I want you to understand the worldview of Saul of Tarsus.  Very dogmatic, zealous, stubborn, stuck, not moving with God.  He references a man named Gamaliel.  Gamaliel, in history was the grandson of a man named Hillel who was a Jewish scholar very important in Jesus’s time.

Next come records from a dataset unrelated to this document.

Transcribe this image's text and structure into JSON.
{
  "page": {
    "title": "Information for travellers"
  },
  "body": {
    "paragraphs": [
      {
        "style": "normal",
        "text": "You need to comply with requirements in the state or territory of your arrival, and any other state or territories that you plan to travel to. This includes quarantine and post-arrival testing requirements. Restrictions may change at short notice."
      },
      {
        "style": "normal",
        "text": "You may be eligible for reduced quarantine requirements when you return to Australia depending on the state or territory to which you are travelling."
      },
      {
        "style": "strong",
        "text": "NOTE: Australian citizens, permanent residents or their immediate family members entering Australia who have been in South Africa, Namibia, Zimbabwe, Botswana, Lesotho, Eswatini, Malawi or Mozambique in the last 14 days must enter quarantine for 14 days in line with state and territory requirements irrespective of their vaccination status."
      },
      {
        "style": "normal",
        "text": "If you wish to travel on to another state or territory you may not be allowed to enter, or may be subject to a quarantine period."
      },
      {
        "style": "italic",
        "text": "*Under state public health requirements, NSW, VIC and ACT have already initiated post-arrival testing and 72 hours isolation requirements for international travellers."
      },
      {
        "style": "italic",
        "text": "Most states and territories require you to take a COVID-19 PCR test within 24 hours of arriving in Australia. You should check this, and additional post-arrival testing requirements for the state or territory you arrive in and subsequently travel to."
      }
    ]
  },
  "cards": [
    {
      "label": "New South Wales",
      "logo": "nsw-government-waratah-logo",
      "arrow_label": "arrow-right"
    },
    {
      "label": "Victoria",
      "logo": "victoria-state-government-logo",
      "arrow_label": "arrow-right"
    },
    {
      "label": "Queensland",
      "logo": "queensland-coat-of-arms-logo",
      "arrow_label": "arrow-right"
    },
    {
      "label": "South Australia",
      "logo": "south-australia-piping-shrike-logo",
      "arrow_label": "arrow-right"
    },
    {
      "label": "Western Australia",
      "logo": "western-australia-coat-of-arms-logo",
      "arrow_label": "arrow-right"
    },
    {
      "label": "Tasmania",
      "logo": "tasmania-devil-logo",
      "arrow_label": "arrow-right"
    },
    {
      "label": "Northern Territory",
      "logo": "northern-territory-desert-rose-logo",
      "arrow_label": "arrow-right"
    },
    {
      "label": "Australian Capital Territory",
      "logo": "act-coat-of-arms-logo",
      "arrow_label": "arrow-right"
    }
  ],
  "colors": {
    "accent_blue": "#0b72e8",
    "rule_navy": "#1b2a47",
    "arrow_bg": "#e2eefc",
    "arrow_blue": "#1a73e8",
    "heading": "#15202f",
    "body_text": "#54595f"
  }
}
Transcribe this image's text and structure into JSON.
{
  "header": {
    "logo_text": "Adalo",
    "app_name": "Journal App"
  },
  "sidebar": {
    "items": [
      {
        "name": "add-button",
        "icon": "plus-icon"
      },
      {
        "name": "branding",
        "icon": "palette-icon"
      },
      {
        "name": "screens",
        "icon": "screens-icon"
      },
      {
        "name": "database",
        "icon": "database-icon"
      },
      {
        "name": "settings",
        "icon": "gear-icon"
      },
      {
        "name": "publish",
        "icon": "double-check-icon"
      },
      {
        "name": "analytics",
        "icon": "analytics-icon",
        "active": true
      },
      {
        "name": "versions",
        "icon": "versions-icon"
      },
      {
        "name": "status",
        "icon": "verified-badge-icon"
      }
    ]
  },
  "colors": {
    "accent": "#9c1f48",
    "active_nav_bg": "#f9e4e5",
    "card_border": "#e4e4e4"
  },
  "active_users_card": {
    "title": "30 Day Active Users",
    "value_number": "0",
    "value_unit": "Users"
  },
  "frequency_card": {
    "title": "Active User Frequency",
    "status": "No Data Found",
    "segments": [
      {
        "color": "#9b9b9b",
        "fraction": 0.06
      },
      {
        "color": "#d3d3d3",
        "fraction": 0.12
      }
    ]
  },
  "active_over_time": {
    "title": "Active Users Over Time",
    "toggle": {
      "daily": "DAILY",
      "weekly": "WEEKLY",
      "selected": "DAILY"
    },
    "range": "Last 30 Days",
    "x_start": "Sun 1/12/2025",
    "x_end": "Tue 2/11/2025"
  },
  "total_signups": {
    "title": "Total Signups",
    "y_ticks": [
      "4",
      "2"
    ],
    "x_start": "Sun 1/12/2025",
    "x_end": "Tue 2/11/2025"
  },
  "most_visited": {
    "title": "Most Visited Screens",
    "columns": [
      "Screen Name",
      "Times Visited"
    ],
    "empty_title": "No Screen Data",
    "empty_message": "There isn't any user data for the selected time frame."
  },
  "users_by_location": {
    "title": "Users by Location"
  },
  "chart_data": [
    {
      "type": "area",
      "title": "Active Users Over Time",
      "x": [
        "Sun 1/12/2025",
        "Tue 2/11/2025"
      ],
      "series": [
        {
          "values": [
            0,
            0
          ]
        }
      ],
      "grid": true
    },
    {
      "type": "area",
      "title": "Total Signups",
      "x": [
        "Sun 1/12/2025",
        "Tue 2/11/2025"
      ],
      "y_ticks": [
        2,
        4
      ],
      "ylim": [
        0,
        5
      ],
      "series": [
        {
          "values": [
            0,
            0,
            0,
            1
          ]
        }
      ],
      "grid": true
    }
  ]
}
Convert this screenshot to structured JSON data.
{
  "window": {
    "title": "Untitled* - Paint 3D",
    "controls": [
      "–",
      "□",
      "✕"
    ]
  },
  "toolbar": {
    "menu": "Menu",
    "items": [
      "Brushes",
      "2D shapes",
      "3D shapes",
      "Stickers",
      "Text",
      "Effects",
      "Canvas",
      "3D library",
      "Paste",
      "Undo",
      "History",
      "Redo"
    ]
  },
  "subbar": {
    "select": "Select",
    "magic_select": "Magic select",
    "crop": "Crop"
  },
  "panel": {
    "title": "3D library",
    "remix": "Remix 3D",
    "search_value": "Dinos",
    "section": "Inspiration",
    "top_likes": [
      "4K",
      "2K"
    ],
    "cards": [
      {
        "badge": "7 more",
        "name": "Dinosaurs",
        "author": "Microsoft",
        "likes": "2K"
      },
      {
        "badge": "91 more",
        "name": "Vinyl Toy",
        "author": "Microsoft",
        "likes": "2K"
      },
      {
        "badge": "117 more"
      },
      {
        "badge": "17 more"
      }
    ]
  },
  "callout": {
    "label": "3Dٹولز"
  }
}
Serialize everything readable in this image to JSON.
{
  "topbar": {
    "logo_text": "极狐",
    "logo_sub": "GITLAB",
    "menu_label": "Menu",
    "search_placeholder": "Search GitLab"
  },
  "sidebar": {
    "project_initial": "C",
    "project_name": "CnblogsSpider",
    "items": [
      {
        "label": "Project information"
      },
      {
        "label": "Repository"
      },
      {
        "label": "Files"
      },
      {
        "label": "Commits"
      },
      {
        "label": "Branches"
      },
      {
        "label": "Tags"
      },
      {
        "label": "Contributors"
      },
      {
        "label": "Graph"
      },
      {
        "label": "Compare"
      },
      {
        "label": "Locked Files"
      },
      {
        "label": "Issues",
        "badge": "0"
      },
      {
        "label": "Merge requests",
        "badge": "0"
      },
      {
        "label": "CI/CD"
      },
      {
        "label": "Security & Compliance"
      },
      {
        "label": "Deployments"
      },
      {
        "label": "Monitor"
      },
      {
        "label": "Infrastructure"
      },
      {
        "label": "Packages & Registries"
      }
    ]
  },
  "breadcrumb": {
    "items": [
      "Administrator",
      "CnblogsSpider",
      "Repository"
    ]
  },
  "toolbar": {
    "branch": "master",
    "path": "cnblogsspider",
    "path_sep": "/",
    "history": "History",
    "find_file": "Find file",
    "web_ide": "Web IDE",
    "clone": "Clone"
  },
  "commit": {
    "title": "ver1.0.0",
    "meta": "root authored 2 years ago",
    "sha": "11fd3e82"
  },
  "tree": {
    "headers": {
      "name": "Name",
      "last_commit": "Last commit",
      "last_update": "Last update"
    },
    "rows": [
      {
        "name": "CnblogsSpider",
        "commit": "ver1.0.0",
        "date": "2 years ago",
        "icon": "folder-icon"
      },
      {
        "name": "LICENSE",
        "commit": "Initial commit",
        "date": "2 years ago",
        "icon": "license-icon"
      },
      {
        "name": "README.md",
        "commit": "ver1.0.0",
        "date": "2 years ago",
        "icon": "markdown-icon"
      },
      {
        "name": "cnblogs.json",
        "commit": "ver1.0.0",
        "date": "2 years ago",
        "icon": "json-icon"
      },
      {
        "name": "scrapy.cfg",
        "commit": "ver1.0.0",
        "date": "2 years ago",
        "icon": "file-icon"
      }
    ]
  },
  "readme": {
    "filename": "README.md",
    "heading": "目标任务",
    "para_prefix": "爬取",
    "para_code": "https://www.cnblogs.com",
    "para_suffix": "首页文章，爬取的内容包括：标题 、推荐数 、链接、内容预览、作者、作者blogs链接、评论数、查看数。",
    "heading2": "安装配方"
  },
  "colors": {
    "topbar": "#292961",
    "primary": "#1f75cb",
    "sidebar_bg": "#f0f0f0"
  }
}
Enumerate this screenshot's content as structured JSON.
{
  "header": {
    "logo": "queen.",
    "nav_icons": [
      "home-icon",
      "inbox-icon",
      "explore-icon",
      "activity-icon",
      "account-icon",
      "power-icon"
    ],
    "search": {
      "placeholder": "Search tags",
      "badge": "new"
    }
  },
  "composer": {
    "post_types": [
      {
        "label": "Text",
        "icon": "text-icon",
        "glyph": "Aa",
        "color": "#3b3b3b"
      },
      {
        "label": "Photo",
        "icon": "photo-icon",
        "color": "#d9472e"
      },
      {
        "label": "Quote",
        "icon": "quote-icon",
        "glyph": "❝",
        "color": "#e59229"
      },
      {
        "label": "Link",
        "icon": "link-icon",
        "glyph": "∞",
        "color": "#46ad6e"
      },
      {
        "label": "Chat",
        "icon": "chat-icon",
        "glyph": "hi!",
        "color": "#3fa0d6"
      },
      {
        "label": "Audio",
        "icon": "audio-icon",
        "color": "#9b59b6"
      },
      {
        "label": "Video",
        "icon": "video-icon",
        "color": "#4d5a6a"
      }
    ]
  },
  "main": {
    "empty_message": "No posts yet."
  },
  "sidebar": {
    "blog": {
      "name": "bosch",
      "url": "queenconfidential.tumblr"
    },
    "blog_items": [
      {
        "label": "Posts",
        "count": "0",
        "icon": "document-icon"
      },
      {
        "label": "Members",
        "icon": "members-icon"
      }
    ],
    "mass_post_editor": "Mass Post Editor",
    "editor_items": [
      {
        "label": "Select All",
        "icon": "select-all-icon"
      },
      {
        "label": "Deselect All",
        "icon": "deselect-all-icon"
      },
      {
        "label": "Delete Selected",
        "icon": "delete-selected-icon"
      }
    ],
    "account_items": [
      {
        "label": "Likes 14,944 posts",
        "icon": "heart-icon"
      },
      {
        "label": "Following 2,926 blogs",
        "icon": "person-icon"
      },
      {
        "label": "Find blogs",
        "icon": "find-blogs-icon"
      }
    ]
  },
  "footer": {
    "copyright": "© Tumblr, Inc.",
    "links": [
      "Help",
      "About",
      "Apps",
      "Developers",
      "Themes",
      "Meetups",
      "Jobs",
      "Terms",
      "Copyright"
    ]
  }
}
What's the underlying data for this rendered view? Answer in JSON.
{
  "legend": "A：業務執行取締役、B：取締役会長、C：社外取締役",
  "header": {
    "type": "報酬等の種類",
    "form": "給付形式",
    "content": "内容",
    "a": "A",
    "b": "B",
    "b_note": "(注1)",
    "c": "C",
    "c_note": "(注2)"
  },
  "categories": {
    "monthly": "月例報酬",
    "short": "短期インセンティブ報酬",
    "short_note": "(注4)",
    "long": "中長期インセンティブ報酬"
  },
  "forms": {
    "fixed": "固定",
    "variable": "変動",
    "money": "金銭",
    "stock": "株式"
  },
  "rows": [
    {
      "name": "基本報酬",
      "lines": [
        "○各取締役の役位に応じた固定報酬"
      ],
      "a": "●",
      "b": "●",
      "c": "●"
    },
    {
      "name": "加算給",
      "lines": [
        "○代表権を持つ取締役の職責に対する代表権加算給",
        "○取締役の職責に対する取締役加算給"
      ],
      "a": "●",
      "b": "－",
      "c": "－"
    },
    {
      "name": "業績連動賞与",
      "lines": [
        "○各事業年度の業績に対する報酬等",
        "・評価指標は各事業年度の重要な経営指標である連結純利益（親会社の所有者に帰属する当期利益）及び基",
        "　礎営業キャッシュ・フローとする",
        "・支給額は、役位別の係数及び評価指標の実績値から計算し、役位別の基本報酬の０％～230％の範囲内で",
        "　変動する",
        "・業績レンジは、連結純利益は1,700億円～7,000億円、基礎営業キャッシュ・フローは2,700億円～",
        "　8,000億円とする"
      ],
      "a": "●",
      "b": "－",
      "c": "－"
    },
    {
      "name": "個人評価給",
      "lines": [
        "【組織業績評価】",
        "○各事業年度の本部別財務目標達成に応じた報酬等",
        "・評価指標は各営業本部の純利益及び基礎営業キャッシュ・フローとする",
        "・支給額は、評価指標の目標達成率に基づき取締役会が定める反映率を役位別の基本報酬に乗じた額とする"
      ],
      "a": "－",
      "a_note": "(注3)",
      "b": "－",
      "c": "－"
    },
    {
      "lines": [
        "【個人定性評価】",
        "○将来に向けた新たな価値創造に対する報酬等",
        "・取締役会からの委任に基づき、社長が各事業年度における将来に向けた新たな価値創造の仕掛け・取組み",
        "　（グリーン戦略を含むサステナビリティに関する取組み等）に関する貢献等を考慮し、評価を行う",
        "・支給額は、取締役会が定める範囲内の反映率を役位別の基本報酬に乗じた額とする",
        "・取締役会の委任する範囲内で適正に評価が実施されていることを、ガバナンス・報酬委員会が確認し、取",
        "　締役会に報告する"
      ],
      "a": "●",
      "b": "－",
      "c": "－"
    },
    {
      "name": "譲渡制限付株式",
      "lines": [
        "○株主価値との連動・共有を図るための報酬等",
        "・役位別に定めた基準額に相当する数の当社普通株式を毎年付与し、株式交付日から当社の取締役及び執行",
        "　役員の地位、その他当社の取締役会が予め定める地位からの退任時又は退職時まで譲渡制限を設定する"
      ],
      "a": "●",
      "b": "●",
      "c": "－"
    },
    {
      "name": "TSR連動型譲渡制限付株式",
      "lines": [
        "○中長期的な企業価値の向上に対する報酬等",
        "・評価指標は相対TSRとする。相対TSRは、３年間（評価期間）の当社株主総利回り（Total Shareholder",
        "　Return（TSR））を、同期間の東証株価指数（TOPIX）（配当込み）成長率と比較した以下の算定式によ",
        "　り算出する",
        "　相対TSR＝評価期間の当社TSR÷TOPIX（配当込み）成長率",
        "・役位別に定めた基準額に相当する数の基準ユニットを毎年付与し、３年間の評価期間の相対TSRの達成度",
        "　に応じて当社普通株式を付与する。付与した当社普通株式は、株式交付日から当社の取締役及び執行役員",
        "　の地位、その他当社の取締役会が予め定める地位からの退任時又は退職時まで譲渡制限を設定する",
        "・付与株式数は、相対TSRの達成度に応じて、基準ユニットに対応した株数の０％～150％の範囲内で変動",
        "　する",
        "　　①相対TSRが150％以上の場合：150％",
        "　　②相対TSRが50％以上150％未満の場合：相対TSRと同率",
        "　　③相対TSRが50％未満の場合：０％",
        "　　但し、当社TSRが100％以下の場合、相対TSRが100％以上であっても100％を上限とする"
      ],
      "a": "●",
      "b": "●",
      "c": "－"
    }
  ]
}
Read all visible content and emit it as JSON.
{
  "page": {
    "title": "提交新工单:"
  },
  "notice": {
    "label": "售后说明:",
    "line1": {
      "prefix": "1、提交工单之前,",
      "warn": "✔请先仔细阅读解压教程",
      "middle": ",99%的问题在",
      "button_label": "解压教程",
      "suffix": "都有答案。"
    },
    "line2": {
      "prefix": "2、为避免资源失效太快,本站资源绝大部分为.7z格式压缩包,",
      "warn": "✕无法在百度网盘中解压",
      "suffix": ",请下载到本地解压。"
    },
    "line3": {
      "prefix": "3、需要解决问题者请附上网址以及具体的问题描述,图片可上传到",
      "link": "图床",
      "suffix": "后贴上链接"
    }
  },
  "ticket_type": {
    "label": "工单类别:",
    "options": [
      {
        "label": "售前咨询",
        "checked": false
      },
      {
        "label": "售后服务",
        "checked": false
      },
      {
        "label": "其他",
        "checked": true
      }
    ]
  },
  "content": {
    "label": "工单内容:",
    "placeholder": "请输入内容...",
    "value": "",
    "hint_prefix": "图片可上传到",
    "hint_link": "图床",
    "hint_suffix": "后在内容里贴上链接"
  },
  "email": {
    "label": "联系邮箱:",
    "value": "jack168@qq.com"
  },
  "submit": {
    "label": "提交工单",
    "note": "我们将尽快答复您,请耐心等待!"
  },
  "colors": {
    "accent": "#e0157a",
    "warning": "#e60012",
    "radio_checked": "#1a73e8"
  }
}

Gamaliel was important, a teacher, perhaps even the president of the Sanhedrin, the council of the leaders of the Jewish people.  Paul said he was “taught at Gamaliel’s feet.”   Let’s see who Gamaliel really was.   Acts 5:34-40   34 Then stood there up one in the council, a Pharisee, named Gamaliel, a doctor of the law, had in reputation among all the people, and commanded to put the apostle forth a little space.

In this chapter Peter and the apostles were being persecuted, and Peter hauled before the council that Gamaliel was the head of the council and desired to give space to the apostles so he could privately talk to them.

35 And he said unto them, Ye men of Israel, take heed to yourselves what ye intend to do as touching these men. 36 For before these days arose up Theudas, boasting himself to be somebody, to whom a number of men, about four hundred, joined themselves: who was slain; and all, as many as obeyed him, were scattered, and brought to nought.  37 After this man rose up Judas of Galilee in the days of the taxing, and drew away much people after him: he also perished; and all, even as many as obeyed him, were dispersed.  38 And now I say unto you, Refrain from these men, and let them alone: for if this counsel or this work be of men, it will come to nought.  39 But if it be of God, ye cannot overthrow it; lest haply ye be found even to fight against God. 40 And to him they agreed: and when they had called the apostles, and beaten them, they commanded that they should not speak in the name of Jesus, and let them go.

I’m using this to make a point.  Saul of Tarsus was taught by this man.  In this case this man tells this council not to haul people out of the synagogue and kill them.  He tells them, leave them alone!  Because of what they’re doing is of God, you can’t stop it anyways.  And if it’s not, people aren’t going to follow them.  So leave them alone and it will come to nothing.  His counsel was quite different to what Saul of Tarsus did by hauling men and women into prison to be executed as they did Stephen.  Saul of Tarsus is even more fanatic than his teacher.  His teacher was not fanatic in this case.  The world of Saul of Tarsus was a mean, stubborn, stuck at a particular destination and even his teacher did not share Saul’s worldview.  How we see the world, will strongly influence our faith and how we see God.   Romans 10:1-3   1 Brethren, my heart’s desire and prayer to God for Israel is, that they might be saved.  2 For I bear them record that they have a zeal of God, but not according to knowledge.  3 For they being ignorant of God’s righteousness, and going about to establish their own righteousness, have not submitted themselves unto the righteousness of God.

How ironic that Paul the Apostle is writing this the exact opposite to what Saul of Tarsus did before he became Paul the apostle, because Saul was then ignorant of God’s righteousness.  Saul of Tarsus had a zeal of God, but not according to knowledge!  Because Saul of Tarsus moved from a destination of his own making! 

Destination of Our Own Making